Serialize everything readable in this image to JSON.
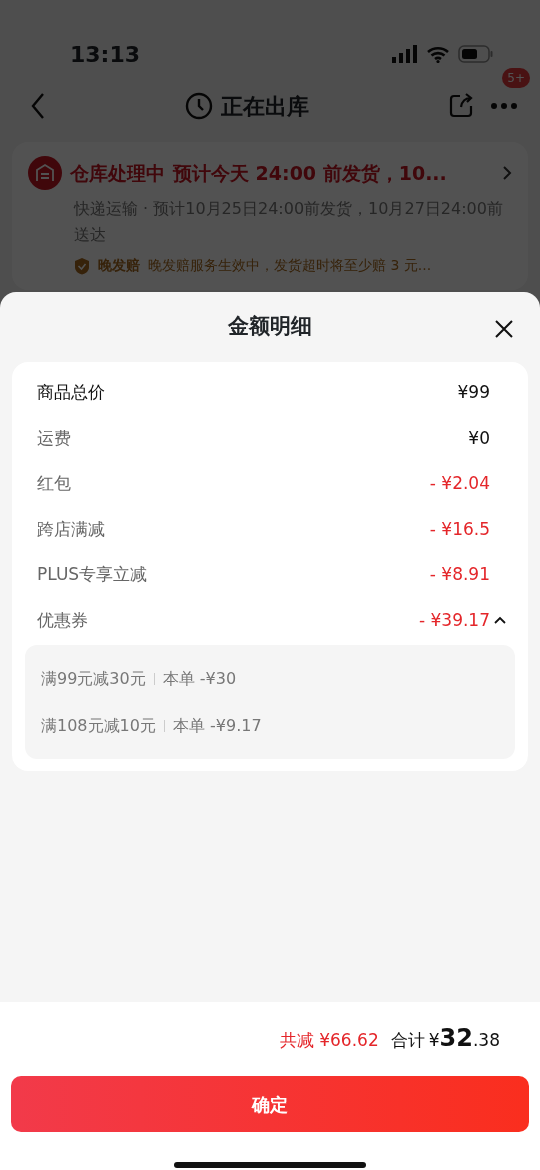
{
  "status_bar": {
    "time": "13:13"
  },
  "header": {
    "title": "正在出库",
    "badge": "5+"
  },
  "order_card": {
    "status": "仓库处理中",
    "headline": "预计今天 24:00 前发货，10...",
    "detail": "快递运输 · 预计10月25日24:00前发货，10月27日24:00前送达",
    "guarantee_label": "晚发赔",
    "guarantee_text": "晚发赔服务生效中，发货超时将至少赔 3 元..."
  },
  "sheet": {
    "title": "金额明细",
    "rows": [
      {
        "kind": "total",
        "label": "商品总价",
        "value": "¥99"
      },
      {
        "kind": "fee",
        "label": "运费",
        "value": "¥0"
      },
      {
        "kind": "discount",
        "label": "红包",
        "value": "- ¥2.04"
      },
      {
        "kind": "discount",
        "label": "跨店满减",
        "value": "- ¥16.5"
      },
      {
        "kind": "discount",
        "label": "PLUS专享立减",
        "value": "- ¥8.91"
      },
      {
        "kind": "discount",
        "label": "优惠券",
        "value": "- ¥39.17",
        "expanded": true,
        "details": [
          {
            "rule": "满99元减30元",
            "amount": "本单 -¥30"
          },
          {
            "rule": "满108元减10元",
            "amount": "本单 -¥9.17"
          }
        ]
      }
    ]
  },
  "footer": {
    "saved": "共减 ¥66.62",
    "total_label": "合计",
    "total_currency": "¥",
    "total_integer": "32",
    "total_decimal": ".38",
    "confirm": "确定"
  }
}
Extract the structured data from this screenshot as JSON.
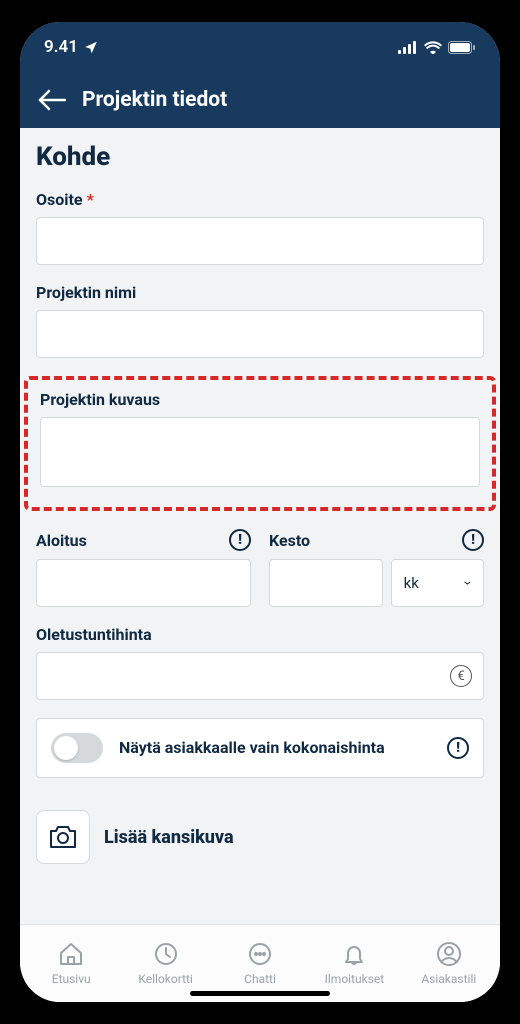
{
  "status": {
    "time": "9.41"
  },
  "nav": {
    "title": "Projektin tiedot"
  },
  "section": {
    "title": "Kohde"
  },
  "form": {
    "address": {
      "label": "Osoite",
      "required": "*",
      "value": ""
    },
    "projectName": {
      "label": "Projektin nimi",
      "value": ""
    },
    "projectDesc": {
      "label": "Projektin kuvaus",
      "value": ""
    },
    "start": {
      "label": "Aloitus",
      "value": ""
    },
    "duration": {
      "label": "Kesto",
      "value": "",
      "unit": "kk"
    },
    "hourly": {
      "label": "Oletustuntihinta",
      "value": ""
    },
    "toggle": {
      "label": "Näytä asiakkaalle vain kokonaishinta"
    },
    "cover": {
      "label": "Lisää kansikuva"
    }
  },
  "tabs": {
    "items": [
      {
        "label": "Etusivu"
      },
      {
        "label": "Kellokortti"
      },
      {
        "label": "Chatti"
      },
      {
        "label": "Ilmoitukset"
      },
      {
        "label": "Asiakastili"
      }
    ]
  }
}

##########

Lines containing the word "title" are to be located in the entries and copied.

    "title": "正在出库",
    "title": "金额明细",
    "title": "Projektin tiedot"
    "title": "Kohde"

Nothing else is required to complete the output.